**AIM OF THE EXERCISE**. Copy every record below exactly as it appears.

•••••

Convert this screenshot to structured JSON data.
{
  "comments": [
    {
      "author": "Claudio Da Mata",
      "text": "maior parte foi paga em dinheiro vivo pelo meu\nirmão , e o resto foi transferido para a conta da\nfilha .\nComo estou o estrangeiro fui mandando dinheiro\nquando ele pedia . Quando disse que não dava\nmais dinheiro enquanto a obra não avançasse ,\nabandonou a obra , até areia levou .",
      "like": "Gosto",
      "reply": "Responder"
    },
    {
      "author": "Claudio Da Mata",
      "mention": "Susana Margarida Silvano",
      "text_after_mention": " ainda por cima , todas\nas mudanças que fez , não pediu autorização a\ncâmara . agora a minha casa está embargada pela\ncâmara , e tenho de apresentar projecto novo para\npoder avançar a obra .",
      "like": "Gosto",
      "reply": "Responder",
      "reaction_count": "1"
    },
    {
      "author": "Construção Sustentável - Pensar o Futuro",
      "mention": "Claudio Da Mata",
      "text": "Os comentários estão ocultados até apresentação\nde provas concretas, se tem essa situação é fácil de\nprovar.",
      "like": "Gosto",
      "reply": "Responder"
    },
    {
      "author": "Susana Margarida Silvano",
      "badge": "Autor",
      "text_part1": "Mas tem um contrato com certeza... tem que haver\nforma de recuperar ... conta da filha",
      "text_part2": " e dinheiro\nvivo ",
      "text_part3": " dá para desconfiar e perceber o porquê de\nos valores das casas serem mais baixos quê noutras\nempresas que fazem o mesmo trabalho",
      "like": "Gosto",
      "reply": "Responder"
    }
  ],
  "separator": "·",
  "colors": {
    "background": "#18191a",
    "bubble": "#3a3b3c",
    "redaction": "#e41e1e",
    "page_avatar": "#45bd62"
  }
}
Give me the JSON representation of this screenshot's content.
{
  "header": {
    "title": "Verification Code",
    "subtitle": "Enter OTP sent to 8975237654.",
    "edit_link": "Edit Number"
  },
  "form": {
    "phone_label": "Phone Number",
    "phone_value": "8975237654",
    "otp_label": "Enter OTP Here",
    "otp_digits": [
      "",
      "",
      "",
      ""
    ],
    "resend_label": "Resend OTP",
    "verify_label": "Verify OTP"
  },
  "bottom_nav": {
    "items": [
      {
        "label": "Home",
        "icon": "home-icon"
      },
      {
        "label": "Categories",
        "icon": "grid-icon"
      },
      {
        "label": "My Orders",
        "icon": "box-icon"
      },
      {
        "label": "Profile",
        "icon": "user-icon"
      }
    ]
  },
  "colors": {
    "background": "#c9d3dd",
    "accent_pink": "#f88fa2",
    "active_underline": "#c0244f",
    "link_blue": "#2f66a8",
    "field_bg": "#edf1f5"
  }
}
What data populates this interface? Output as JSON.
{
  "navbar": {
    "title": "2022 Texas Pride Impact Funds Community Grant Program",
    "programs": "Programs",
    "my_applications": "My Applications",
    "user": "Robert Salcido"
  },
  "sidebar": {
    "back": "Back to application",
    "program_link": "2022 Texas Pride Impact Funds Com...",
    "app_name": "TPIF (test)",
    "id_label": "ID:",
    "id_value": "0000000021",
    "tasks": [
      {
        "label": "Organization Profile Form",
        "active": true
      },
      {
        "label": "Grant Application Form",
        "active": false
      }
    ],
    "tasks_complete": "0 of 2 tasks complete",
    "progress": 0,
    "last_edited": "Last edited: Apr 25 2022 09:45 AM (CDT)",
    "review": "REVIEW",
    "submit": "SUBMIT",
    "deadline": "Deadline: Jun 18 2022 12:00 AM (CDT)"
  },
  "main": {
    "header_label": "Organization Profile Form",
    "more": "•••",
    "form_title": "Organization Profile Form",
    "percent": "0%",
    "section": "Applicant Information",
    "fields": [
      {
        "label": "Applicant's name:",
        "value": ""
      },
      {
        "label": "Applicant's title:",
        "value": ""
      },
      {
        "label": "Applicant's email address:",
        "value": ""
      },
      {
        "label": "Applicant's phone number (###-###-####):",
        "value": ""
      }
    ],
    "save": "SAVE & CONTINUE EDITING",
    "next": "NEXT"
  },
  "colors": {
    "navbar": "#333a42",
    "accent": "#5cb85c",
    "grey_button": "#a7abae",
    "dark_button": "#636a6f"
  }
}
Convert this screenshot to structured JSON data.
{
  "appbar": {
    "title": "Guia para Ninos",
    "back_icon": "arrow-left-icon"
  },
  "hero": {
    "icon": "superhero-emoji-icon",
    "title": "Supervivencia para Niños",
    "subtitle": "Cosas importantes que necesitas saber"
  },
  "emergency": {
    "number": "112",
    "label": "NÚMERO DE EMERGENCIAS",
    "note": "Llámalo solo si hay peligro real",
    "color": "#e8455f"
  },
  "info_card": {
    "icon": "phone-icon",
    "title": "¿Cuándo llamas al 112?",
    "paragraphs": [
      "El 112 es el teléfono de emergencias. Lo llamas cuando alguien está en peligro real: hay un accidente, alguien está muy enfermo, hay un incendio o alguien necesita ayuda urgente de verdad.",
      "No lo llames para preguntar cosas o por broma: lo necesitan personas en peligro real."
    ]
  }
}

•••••

**SOLUTION FOR THIS EXERCISE**.
Convert this screenshot to structured JSON data.
{
  "comments": [
    {
      "author": "Claudio Da Mata",
      "text": "maior parte foi paga em dinheiro vivo pelo meu\nirmão , e o resto foi transferido para a conta da\nfilha .\nComo estou o estrangeiro fui mandando dinheiro\nquando ele pedia . Quando disse que não dava\nmais dinheiro enquanto a obra não avançasse ,\nabandonou a obra , até areia levou .",
      "like": "Gosto",
      "reply": "Responder"
    },
    {
      "author": "Claudio Da Mata",
      "mention": "Susana Margarida Silvano",
      "text_after_mention": " ainda por cima , todas\nas mudanças que fez , não pediu autorização a\ncâmara . agora a minha casa está embargada pela\ncâmara , e tenho de apresentar projecto novo para\npoder avançar a obra .",
      "like": "Gosto",
      "reply": "Responder",
      "reaction_count": "1"
    },
    {
      "author": "Construção Sustentável - Pensar o Futuro",
      "mention": "Claudio Da Mata",
      "text": "Os comentários estão ocultados até apresentação\nde provas concretas, se tem essa situação é fácil de\nprovar.",
      "like": "Gosto",
      "reply": "Responder"
    },
    {
      "author": "Susana Margarida Silvano",
      "badge": "Autor",
      "text_part1": "Mas tem um contrato com certeza... tem que haver\nforma de recuperar ... conta da filha",
      "text_part2": " e dinheiro\nvivo ",
      "text_part3": " dá para desconfiar e perceber o porquê de\nos valores das casas serem mais baixos quê noutras\nempresas que fazem o mesmo trabalho",
      "like": "Gosto",
      "reply": "Responder"
    }
  ],
  "separator": "·",
  "colors": {
    "background": "#18191a",
    "bubble": "#3a3b3c",
    "redaction": "#e41e1e",
    "page_avatar": "#45bd62"
  }
}
Give me the JSON representation of this screenshot's content.
{
  "header": {
    "title": "Verification Code",
    "subtitle": "Enter OTP sent to 8975237654.",
    "edit_link": "Edit Number"
  },
  "form": {
    "phone_label": "Phone Number",
    "phone_value": "8975237654",
    "otp_label": "Enter OTP Here",
    "otp_digits": [
      "",
      "",
      "",
      ""
    ],
    "resend_label": "Resend OTP",
    "verify_label": "Verify OTP"
  },
  "bottom_nav": {
    "items": [
      {
        "label": "Home",
        "icon": "home-icon"
      },
      {
        "label": "Categories",
        "icon": "grid-icon"
      },
      {
        "label": "My Orders",
        "icon": "box-icon"
      },
      {
        "label": "Profile",
        "icon": "user-icon"
      }
    ]
  },
  "colors": {
    "background": "#c9d3dd",
    "accent_pink": "#f88fa2",
    "active_underline": "#c0244f",
    "link_blue": "#2f66a8",
    "field_bg": "#edf1f5"
  }
}
What data populates this interface? Output as JSON.
{
  "navbar": {
    "title": "2022 Texas Pride Impact Funds Community Grant Program",
    "programs": "Programs",
    "my_applications": "My Applications",
    "user": "Robert Salcido"
  },
  "sidebar": {
    "back": "Back to application",
    "program_link": "2022 Texas Pride Impact Funds Com...",
    "app_name": "TPIF (test)",
    "id_label": "ID:",
    "id_value": "0000000021",
    "tasks": [
      {
        "label": "Organization Profile Form",
        "active": true
      },
      {
        "label": "Grant Application Form",
        "active": false
      }
    ],
    "tasks_complete": "0 of 2 tasks complete",
    "progress": 0,
    "last_edited": "Last edited: Apr 25 2022 09:45 AM (CDT)",
    "review": "REVIEW",
    "submit": "SUBMIT",
    "deadline": "Deadline: Jun 18 2022 12:00 AM (CDT)"
  },
  "main": {
    "header_label": "Organization Profile Form",
    "more": "•••",
    "form_title": "Organization Profile Form",
    "percent": "0%",
    "section": "Applicant Information",
    "fields": [
      {
        "label": "Applicant's name:",
        "value": ""
      },
      {
        "label": "Applicant's title:",
        "value": ""
      },
      {
        "label": "Applicant's email address:",
        "value": ""
      },
      {
        "label": "Applicant's phone number (###-###-####):",
        "value": ""
      }
    ],
    "save": "SAVE & CONTINUE EDITING",
    "next": "NEXT"
  },
  "colors": {
    "navbar": "#333a42",
    "accent": "#5cb85c",
    "grey_button": "#a7abae",
    "dark_button": "#636a6f"
  }
}
Convert this screenshot to structured JSON data.
{
  "appbar": {
    "title": "Guia para Ninos",
    "back_icon": "arrow-left-icon"
  },
  "hero": {
    "icon": "superhero-emoji-icon",
    "title": "Supervivencia para Niños",
    "subtitle": "Cosas importantes que necesitas saber"
  },
  "emergency": {
    "number": "112",
    "label": "NÚMERO DE EMERGENCIAS",
    "note": "Llámalo solo si hay peligro real",
    "color": "#e8455f"
  },
  "info_card": {
    "icon": "phone-icon",
    "title": "¿Cuándo llamas al 112?",
    "paragraphs": [
      "El 112 es el teléfono de emergencias. Lo llamas cuando alguien está en peligro real: hay un accidente, alguien está muy enfermo, hay un incendio o alguien necesita ayuda urgente de verdad.",
      "No lo llames para preguntar cosas o por broma: lo necesitan personas en peligro real."
    ]
  }
}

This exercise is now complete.